For an Aruba side already down 4-0, it had to be completely demoralizing to imagine the prospect of then facing two players playing huge roles for some of Europe’s finest, but hey, that’s the sort of depth that Canada has at the moment, and that depth was on full display Saturday.
“I wonder how it feels for Canadian fans,” Herdman joked. “Because it feels exactly the same for me as it does for them. I love what these quality players can bring to the game, so I’m a big fan. It’s great that they can come in and enjoy wearing that new red shirt.”
In the mixer:
Lastly, here are some last notes from the game on Saturday.
-Big shout out to Dayne St.Clair, who made his debut for Canada in this one, officially cap-tying him to Les Rouges. He might not have had to make a save, but it was good to see him come in and pick up a clean sheet, as he’s going to be one to watch for in the future with Canada. After a rough start to the season for him at the club level, it was nice to see him have this moment on Saturday.
– As per John Herdman, it sounds like Sam Adekugbe’s knock that forced him off the field isn’t too bad, but they just decided to take him off for precautionary reasons.
-He didn’t give an update on Junior Hoilett, however, but did note that his knock was worse than Adekugbe’s.
-And speaking of Hoilett, it’s too bad that things ended the way they did in this game, as it was his 31st birthday on Saturday. He did score a goal, which was nice to see, but here’s to hoping that the birthday boy will be able to return to the field in time for Tuesday.
-Now, Canada will play a 11v11 match in training on Sunday with those who are fit enough to do that, as they get set to take on Suriname on Tuesday. As they get set to travel to Chicago for that game, that should offer Herdman some of his last chances to pick his best 11 for that vital clash.
So now, Canada’s focus has firmly been turned to that aforementioned Suriname game, which hangs over the head of Canadian supporters like a cloud right now.

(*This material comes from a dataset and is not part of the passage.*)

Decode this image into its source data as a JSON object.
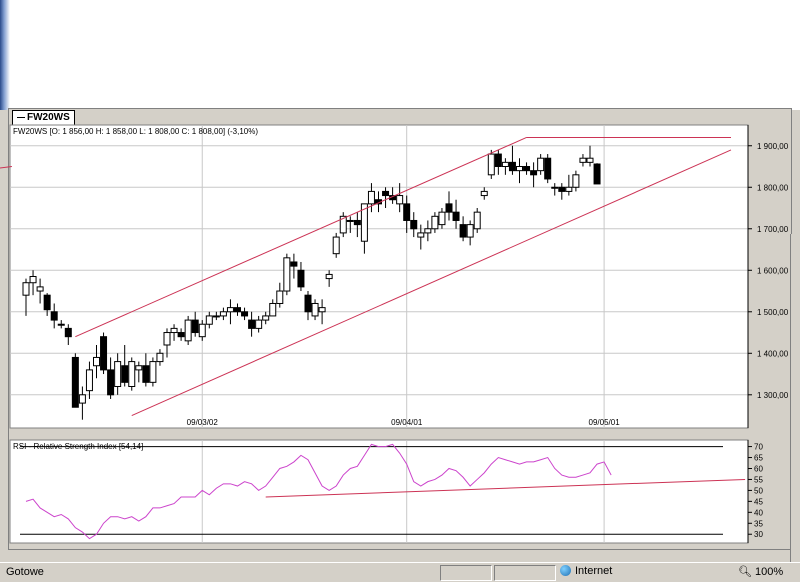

Despite being favourites heading into that game, they’re well aware of the threat that Suriname provides, knowing that if they aren’t at their best, they will get punished.
But with so much on the line, they’ll look to come out with the mindset that they can get the job done, allowing them to put them one step closer to that Octognal, the final round of CONCACAF World Cup qualifying, a stage they haven’t been to since the 1990s.
They’ve so far done what they’ve needed to do heading into that game, but the real tests start now, and they know that.
As they look to make history, they’ll look to take the confidence gained from this game and channel it into Tuesday, allowing them to take care of business.
And based on what we’ve seen here, there’s a lot to take away, no matter the quality of opposition, so look for them to do just that and try and come out flying against Suriname, in what might be their biggest game yet in just over 3 years under Herdman.
Up Next: Canada vs Suriname, Tuesday, June 8th, 2021, 18:00 PDT, 21:00 EDT (Soldier Field, Chicago)
Cover Photo via: Canada Soccer/Twitter